Having my entire family around- my kids, husband, parents-in-law, and now, my parents not only contributed to having a soothing effect on my recovery but also made me feel incredibly loved.
Both, my mother and mother-in-law are excellent cooks. Observing their interactions in the kitchen served as an excellent opportunity to learn a thing or two about curiosity. My mom-in-law CURIOUSLY inquired from my mom the recipe of a dish before preparing it. I found myself awestruck as she intently listened as my mom listed out the ingredients of the recipe for the first time. If an ingredient she had never used was mentioned, she would gracefully accept the suggestion.
Just for context, my mom-in-law is 75 years old and has been independent right from the age of 16. She got married at 18 and has been cooking ever since.
Curiosity in Cooking Leads to Lessons in Coaching

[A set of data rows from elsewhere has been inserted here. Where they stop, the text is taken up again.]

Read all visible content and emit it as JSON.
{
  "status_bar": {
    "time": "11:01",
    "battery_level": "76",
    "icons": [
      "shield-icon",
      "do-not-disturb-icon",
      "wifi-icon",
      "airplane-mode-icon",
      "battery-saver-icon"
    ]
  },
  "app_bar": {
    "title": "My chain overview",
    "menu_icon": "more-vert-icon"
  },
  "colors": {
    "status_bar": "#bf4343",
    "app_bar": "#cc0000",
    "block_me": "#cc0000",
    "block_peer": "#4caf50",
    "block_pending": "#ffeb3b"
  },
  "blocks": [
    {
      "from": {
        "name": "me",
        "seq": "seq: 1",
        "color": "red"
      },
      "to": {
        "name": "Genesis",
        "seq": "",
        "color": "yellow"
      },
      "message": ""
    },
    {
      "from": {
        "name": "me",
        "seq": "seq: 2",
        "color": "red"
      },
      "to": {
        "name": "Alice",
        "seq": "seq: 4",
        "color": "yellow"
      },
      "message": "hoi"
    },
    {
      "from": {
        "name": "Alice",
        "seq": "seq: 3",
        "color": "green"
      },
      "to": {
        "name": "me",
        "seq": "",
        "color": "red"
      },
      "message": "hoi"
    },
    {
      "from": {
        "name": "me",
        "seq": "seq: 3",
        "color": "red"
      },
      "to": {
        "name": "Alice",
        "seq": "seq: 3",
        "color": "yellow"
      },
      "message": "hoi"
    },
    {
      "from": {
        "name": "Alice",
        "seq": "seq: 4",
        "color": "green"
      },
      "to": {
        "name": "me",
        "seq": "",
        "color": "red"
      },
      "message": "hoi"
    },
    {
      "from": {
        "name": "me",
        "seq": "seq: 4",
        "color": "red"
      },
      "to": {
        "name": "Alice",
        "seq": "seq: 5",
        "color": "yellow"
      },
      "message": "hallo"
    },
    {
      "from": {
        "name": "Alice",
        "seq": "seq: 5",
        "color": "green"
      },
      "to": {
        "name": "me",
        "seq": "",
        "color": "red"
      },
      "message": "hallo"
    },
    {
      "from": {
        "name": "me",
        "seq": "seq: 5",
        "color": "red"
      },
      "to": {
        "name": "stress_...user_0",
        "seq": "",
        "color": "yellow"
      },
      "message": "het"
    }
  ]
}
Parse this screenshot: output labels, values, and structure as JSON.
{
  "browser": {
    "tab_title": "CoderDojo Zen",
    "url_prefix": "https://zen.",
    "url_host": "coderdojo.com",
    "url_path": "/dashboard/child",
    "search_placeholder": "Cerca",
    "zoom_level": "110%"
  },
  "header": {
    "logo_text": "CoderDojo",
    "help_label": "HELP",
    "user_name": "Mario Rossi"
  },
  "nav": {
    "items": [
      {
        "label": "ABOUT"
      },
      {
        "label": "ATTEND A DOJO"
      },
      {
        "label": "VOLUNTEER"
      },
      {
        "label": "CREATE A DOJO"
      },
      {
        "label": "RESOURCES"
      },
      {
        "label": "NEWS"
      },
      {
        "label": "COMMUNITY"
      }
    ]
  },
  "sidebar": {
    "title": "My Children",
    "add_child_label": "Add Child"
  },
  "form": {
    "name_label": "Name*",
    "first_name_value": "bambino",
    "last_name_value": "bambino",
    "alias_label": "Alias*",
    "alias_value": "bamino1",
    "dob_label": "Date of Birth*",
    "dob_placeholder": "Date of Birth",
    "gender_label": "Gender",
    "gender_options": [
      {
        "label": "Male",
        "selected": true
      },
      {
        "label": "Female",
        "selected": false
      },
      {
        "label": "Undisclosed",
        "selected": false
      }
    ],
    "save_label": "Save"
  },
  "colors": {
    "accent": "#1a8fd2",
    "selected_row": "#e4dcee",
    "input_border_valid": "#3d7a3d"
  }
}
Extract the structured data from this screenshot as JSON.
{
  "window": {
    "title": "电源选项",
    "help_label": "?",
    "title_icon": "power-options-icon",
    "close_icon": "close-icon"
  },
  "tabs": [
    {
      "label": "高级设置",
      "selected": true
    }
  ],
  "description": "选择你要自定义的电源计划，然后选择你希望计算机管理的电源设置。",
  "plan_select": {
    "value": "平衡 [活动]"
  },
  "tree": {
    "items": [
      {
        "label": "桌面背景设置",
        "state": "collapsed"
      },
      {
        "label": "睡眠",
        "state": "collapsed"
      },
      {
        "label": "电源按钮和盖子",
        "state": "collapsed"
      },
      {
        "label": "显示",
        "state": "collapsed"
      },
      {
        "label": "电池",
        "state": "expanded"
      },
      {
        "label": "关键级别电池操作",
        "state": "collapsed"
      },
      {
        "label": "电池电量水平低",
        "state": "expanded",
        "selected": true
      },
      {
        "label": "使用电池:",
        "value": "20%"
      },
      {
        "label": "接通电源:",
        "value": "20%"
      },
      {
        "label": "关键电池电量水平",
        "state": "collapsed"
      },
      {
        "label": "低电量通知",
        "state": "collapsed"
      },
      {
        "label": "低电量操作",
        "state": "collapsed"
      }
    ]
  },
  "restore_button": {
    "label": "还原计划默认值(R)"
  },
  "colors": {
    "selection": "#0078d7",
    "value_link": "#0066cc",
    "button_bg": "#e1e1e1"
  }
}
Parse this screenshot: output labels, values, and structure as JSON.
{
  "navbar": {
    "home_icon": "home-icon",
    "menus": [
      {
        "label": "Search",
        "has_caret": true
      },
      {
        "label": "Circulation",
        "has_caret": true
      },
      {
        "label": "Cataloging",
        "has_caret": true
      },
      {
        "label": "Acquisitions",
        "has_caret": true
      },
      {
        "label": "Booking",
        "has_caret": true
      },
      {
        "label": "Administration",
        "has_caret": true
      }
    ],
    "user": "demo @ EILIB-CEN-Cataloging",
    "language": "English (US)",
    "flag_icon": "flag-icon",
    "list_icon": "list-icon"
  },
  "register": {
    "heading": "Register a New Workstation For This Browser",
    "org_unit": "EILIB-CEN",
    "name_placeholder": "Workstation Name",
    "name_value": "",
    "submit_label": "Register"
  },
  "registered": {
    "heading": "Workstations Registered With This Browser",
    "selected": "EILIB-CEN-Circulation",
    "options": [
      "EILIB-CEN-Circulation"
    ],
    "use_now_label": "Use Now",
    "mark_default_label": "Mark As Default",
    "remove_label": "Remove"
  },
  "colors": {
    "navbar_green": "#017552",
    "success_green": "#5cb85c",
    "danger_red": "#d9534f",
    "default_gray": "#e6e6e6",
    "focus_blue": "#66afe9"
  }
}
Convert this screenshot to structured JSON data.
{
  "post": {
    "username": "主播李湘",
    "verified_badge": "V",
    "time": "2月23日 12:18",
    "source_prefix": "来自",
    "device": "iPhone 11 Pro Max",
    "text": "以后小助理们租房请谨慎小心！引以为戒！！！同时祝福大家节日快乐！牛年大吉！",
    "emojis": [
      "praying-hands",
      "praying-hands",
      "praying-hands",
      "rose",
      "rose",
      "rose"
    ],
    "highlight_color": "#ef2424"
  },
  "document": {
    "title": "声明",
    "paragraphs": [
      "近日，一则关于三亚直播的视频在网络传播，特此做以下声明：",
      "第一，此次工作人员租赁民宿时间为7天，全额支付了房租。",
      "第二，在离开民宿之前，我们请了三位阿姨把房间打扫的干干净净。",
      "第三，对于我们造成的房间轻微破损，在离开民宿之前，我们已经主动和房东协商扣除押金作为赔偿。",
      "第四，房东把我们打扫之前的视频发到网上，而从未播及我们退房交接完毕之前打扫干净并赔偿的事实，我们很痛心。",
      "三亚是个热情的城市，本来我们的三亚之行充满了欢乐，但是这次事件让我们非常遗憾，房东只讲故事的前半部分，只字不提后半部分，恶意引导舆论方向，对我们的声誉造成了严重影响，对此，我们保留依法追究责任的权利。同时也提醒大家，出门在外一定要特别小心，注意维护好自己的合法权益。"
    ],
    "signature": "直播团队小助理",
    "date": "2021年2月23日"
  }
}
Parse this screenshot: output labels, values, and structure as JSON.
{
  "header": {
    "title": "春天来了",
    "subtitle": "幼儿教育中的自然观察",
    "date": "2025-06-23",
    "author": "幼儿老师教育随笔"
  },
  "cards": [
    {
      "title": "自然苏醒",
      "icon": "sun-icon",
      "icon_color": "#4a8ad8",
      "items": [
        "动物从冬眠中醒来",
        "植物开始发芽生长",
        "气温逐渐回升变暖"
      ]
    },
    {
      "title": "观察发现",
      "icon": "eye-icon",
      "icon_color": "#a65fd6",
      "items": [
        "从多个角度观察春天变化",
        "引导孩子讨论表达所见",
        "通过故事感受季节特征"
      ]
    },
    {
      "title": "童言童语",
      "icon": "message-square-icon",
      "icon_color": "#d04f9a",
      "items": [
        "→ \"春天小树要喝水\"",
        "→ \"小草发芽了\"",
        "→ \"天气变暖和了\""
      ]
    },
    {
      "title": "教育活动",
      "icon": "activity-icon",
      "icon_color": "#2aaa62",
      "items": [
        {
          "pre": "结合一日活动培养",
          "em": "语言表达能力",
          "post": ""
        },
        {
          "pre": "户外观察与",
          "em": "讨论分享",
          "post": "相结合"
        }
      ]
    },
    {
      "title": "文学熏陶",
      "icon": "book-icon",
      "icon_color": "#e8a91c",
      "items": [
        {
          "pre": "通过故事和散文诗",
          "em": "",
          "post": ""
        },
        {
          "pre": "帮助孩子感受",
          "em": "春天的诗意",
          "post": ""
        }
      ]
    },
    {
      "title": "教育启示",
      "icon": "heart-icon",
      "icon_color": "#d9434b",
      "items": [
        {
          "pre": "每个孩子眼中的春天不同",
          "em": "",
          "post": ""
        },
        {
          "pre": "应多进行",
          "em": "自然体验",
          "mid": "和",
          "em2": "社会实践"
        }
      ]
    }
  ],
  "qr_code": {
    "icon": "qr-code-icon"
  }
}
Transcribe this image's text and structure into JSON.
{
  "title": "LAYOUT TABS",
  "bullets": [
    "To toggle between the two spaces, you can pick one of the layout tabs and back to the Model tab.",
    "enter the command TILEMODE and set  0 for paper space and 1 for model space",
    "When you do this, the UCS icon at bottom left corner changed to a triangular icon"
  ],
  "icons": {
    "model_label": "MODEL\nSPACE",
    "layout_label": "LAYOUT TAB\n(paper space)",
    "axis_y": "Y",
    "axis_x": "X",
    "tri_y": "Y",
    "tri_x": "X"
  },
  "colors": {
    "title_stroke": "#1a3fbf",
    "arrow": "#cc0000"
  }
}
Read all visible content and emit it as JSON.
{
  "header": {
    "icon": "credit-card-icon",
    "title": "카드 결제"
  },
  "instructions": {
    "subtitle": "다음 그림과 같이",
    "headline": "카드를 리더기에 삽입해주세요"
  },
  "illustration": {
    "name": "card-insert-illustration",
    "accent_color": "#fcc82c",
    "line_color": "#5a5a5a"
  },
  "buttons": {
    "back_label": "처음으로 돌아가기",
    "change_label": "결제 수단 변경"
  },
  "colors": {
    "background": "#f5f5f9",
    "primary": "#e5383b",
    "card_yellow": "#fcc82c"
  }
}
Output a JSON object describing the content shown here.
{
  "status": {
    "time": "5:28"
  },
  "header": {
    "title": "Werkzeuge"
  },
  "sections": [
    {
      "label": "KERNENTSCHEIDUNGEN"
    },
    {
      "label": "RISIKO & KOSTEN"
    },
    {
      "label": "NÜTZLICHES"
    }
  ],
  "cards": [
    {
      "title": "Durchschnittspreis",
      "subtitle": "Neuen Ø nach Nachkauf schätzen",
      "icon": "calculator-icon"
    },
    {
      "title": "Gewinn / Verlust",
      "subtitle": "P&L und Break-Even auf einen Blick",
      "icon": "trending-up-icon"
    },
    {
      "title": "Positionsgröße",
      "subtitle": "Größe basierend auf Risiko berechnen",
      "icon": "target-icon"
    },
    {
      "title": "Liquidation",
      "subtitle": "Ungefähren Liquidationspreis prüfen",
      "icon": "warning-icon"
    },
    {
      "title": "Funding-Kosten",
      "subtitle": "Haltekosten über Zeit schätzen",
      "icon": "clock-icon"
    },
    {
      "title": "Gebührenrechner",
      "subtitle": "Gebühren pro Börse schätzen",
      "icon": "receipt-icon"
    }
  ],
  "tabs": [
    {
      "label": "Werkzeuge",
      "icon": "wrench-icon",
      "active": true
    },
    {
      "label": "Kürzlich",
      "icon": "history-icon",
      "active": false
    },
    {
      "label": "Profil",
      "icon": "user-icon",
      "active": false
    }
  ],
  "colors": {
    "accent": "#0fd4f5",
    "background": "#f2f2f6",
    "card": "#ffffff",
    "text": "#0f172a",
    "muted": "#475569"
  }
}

While overhearing them, I felt this conversation was a win-win for both, my mom and mom-in-law. While mom-in-law learned about a new ingredient, it was a special moment for my mom to be able to share a recipe that is dear to her. You see, this recipe was handed down to her by her mother.
I could closely relate this situation from the perspective of a coach:
- The coach must be accustomed to having a “not knowing” approach. This empowers the client to open up. In the above example, if my mother-in-law had shown the slightest possibility of knowing the recipe, my mother would have felt like her cooking skills were being put to the test. It’s likely she’d have felt that my mother-in-law’s intent was not to learn a new recipe.
- By being fully present, where the ego is absent. When a question is asked with genuine curiosity, it will land well on the ears of the person being asked. They will feel safe to answer in the absence of ego.
- The body language of the coach while displaying curiosity: Curiosity can be misunderstood for judgment. A lot of communication depends on body language as well. Curiosity comes from a place of “not knowing”. Judgment comes from the assumptions of “knowing it all”.
- The TONE of a question also helps communicate whether it is genuinely being asked out of curiosity or not. If a humble tone is not used, it can be disempowering and ultimately the client holds back from opening up.
So what did I learn from watching the moms cook that you can apply to your coaching practice?
- Be a curious learner
- Be non-judgemental
- Be a generative listener
I’m convinced that constantly growing in curiosity helps empower a person. One can master the art of curiosity and still have scope for improvement.
What do you think?
Share your story of being curious and how it helps you and others you are conversing with.